I actively practice the awe of moral beauty, contemplating a mentor, or the kindness of strangers in the streets, or the symphonies of laughter of children.
That kind of embrace was the last real touch between Rolf and me. A couple weeks before he died in his home, he had given each of us gifts, telling stories about the place of our moral beauty in his life. My gift was a French Opinel picnic knife, whose wooden handle I touch often, thinking of his hands. Rolf shuffled to his kitchen and I followed, where we embraced. For only two or three seconds. But it felt longer, lost as I was in taking in through tactile contact his embodiment of moral beauty. As we released, he looked to the ground and said:
We made our way.

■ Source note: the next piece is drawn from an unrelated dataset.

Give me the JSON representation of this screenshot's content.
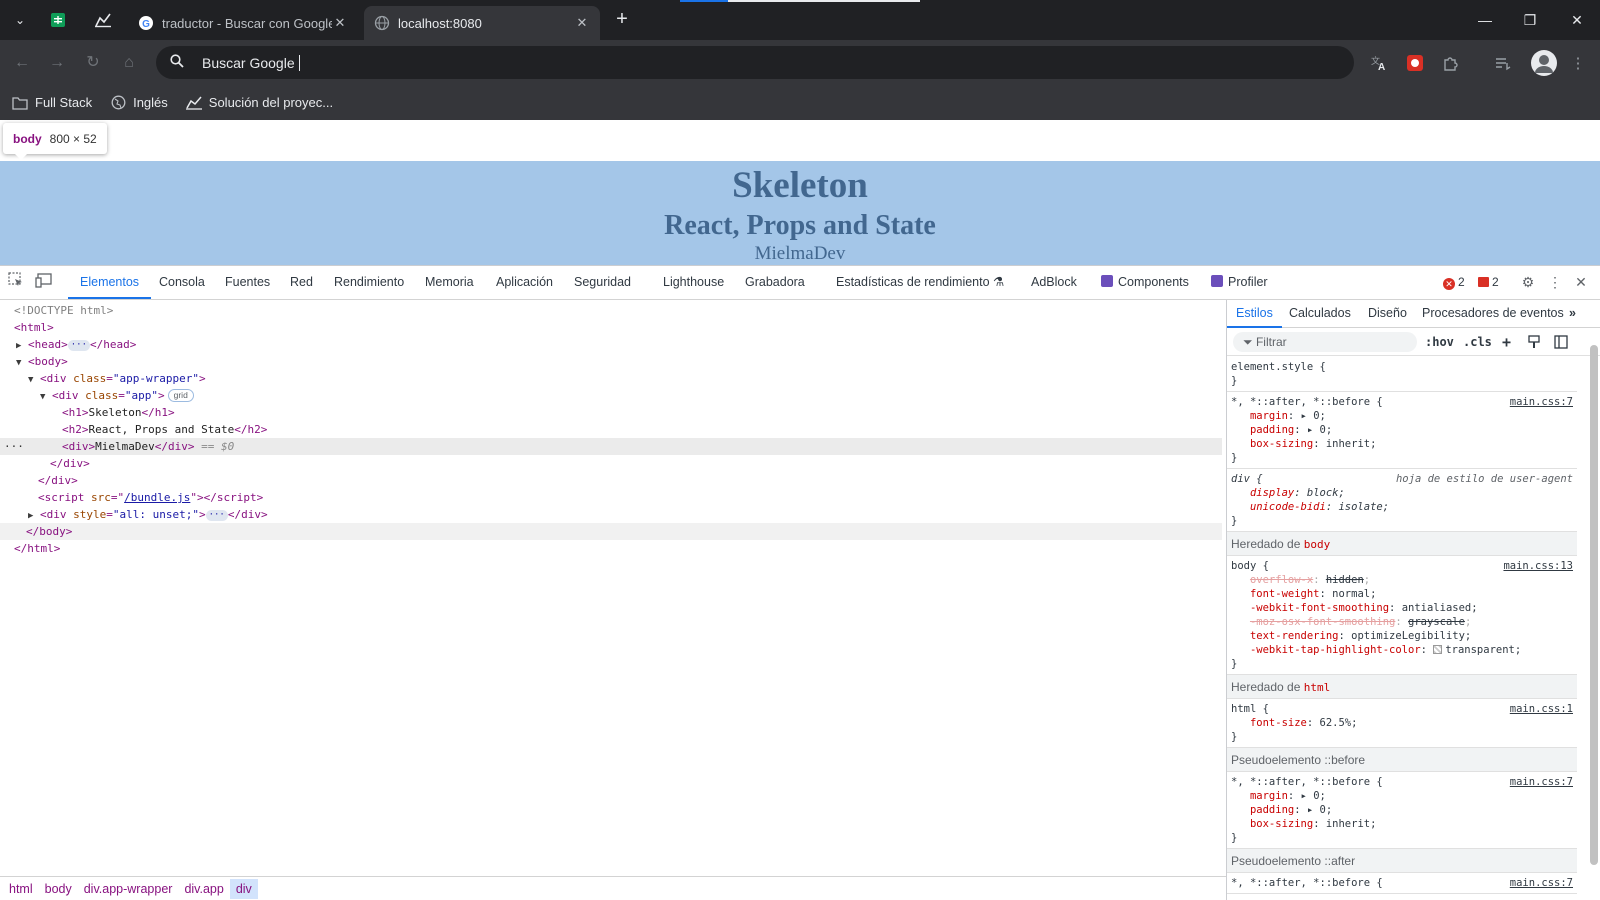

What I remember today is feeling his chest and shoulder leaning in to mine, his large hands on my shoulder blades, and the feelings of awe that ensued. Today, I actively practice the awe of moral beauty, contemplating a mentor, or the kindness of strangers in the streets, or the symphonies of laughter of children. In practicing awe in this way, I still feel that last touch of Rolf, and am sent down webs of memories of Rolf’s moral beauty—his humanity, his courage, his sense of fairness and justice. I am moved by a force—his spirit—to bring a little more good to our world.
Adapted from Awe by Dacher Keltner. Reprinted by arrangement with Penguin Press, a member of Penguin Group (USA) LLC, A Penguin Random House Company. Copyright © Dacher Keltner, 2023.
An Awe Walk in Muir Woods
Tap into a deeper sense of purpose and well-being with the first VR meditation of its kind—A 360 guided mindfulness practice through Muir Woods National Monument. Read More
Why Our Brains Love Gossip
Dacher Keltner, director of the Berkeley Social Interaction Lab, explains how gossip can be a social practice that works for the greater good. Read More
How Nature Boosts Kindness, Happiness, and Creativity
We are spending more time indoors and online. But recent studies suggest that nature can help our brains and bodies to stay healthy. Read More